I am the creator and copyright holder of the Waverley Council Beaches Flag. This flag was adopted by Waverley Council as the official flag for Bondi, Bronte and Tamarama Beaches on the 29th July 1998. It is commonly called the "Bondi Beach Flag".
The flag’s official day of celebration is the day of the Spring Equinox – 23rd September – Rising Sun Day. Its symbolism is 12-fold:
The Australian Sun had been a prime icon in Australian history long before 1971, when Harold Thomas’s Aboriginal flag made us aware of the importance of this prime icon once again. The rising sun was the key signifier for the bush worker – the shearer, stockman, etc, the fons et origo – the originator - of the Australian sense of identity.
Beginning in the 1840’s a Rising Sun adorned many functional everyday items, and objects d’art... [George gives as examples of more use of the emblem the crests of the coats of arms of South Australia, New South Wales, many local governments, including Waverley and Woollahra, the Bank of New South Wales, the badges on the Western Australian and South Australian flags, 19th century Labour banners including the 8-8-8 banner signifying 8 hours work, 8 hours rest and 8 hours recreation, federation symbols, the cricket team coat of arms, and the Army field of bayonets rising sun icon representing the hopes for the new society being formed in Australia.] The Waverley Council Beaches Flag is meant to make us more fully aware that the Australian Sun is the prime icon of not only our own beach’s culture, but the entire nation as well.
The enclosed nature of the beach indicates how protected and relatively safe it is to swim in. It also indicates the very close sense of community that exists around Waverley Beaches.
The red land mass is curved, so that it also connotes a wave breaking onto a shore.
The white line of surf that gets larger as it moves to the fly - indicates how waves build up momentum as they approach the beach.
This flag is now flying on the 25 banner poles along Campbell Parade, Bondi Beach. The display is the longest and largest display of an ensign, not the national flag of Australia, in the history of the country.
Some have indicated that either flag could/should substitute for the current national
flag. Clearly the design brief to represent Bondi, Gallopoli, and

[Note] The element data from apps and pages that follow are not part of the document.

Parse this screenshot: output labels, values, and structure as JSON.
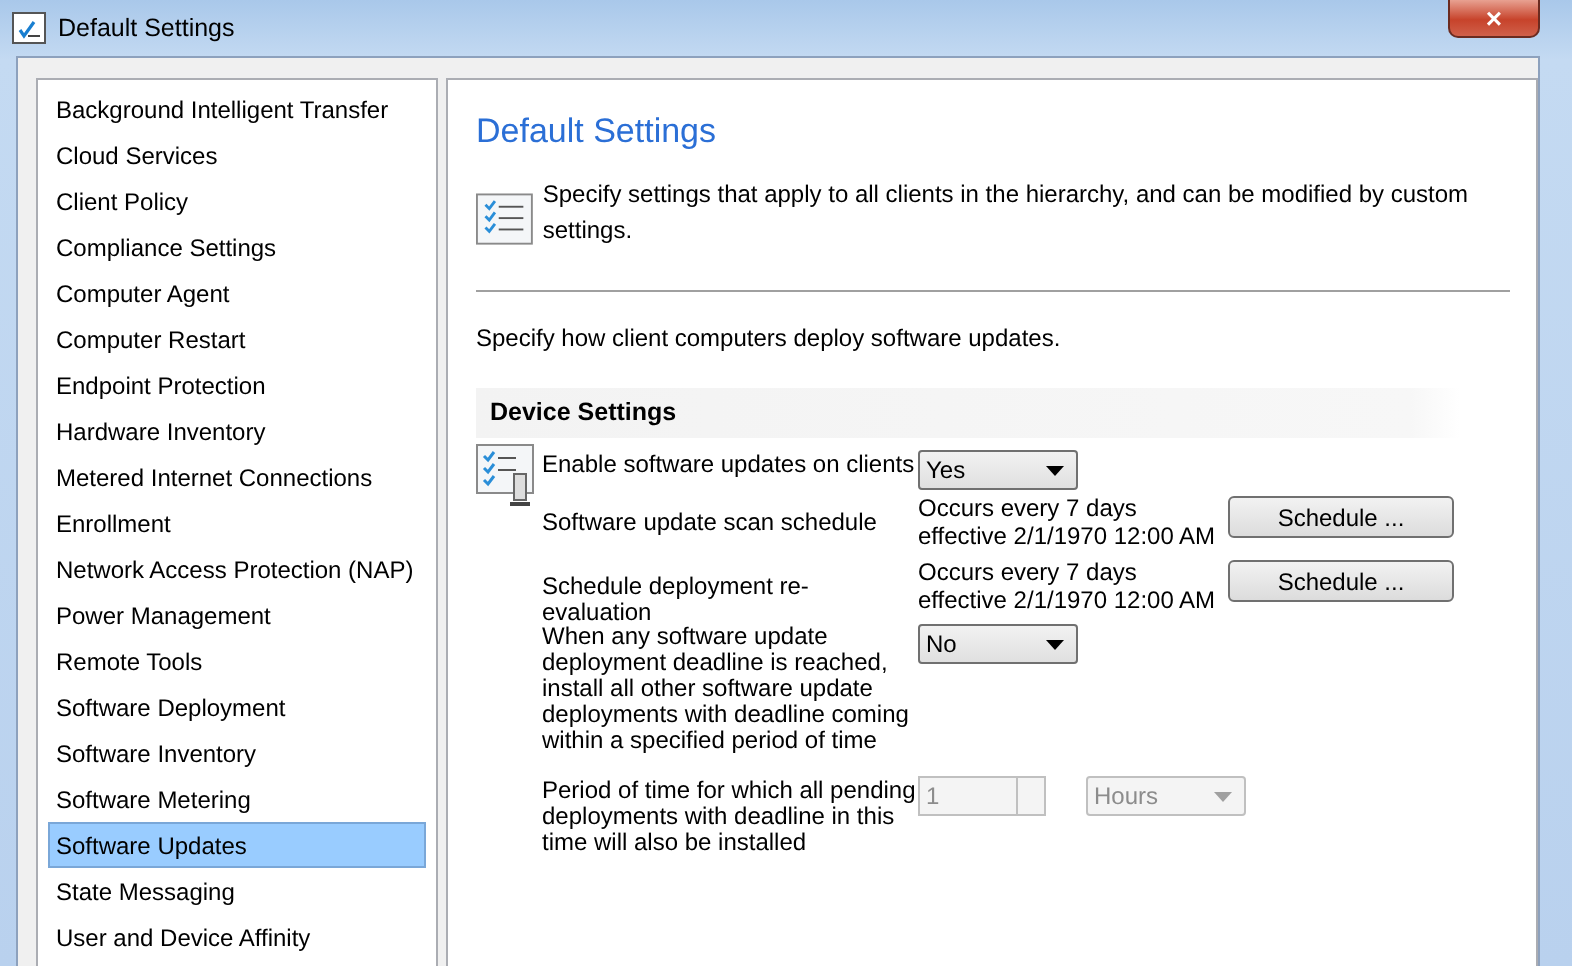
{
  "window": {
    "title": "Default Settings",
    "close": "×"
  },
  "sidebar": {
    "items": [
      {
        "label": "Background Intelligent Transfer",
        "selected": false
      },
      {
        "label": "Cloud Services",
        "selected": false
      },
      {
        "label": "Client Policy",
        "selected": false
      },
      {
        "label": "Compliance Settings",
        "selected": false
      },
      {
        "label": "Computer Agent",
        "selected": false
      },
      {
        "label": "Computer Restart",
        "selected": false
      },
      {
        "label": "Endpoint Protection",
        "selected": false
      },
      {
        "label": "Hardware Inventory",
        "selected": false
      },
      {
        "label": "Metered Internet Connections",
        "selected": false
      },
      {
        "label": "Enrollment",
        "selected": false
      },
      {
        "label": "Network Access Protection (NAP)",
        "selected": false
      },
      {
        "label": "Power Management",
        "selected": false
      },
      {
        "label": "Remote Tools",
        "selected": false
      },
      {
        "label": "Software Deployment",
        "selected": false
      },
      {
        "label": "Software Inventory",
        "selected": false
      },
      {
        "label": "Software Metering",
        "selected": false
      },
      {
        "label": "Software Updates",
        "selected": true
      },
      {
        "label": "State Messaging",
        "selected": false
      },
      {
        "label": "User and Device Affinity",
        "selected": false
      }
    ]
  },
  "content": {
    "heading": "Default Settings",
    "intro": "Specify settings that apply to all clients in the hierarchy, and can be modified by custom settings.",
    "description": "Specify how client computers deploy software updates.",
    "section_title": "Device Settings",
    "settings": [
      {
        "kind": "select",
        "label": "Enable software updates on clients",
        "value": "Yes",
        "disabled": false
      },
      {
        "kind": "schedule",
        "label": "Software update scan schedule",
        "value": "Occurs every 7 days effective 2/1/1970 12:00 AM",
        "button": "Schedule ..."
      },
      {
        "kind": "schedule",
        "label": "Schedule deployment re-evaluation",
        "value": "Occurs every 7 days effective 2/1/1970 12:00 AM",
        "button": "Schedule ..."
      },
      {
        "kind": "select",
        "label": "When any software update deployment deadline is reached, install all other software update deployments with deadline coming within a specified period of time",
        "value": "No",
        "disabled": false
      },
      {
        "kind": "spinner",
        "label": "Period of time for which all pending deployments with deadline in this time will also be installed",
        "value": "1",
        "unit": "Hours",
        "disabled": true
      }
    ]
  }
}
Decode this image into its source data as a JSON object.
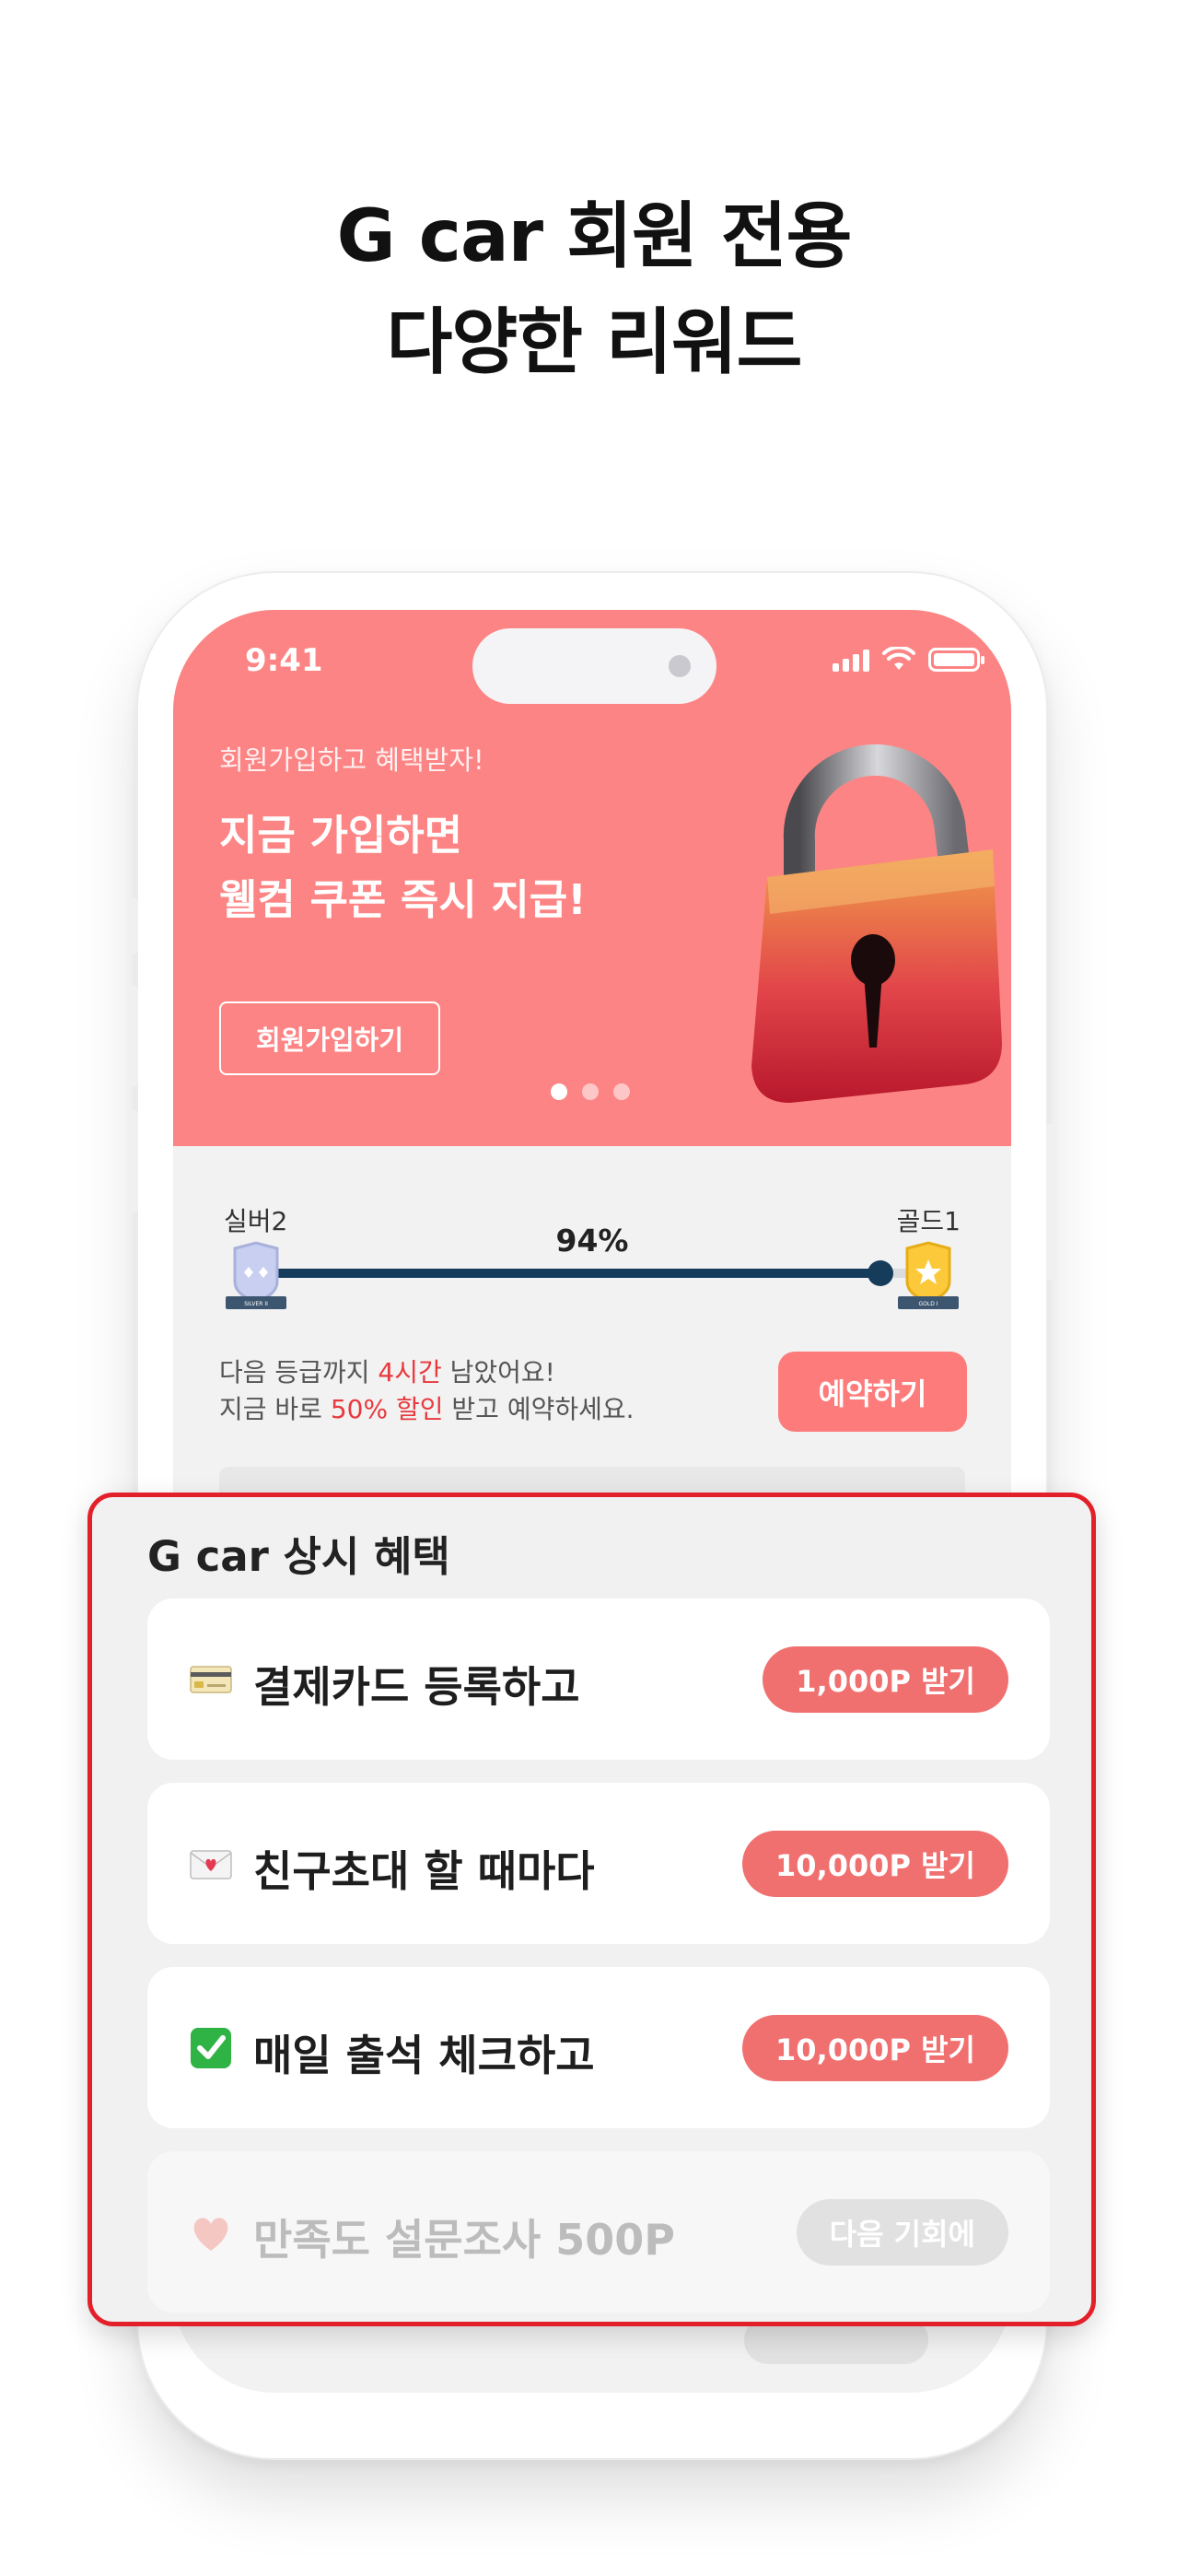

Australian beaches, is far too limited to encompass the Australian
sense of identity. The flag forms the perfect template however, for a
future Australian flag.
George Poulous, contributed 12 November 2009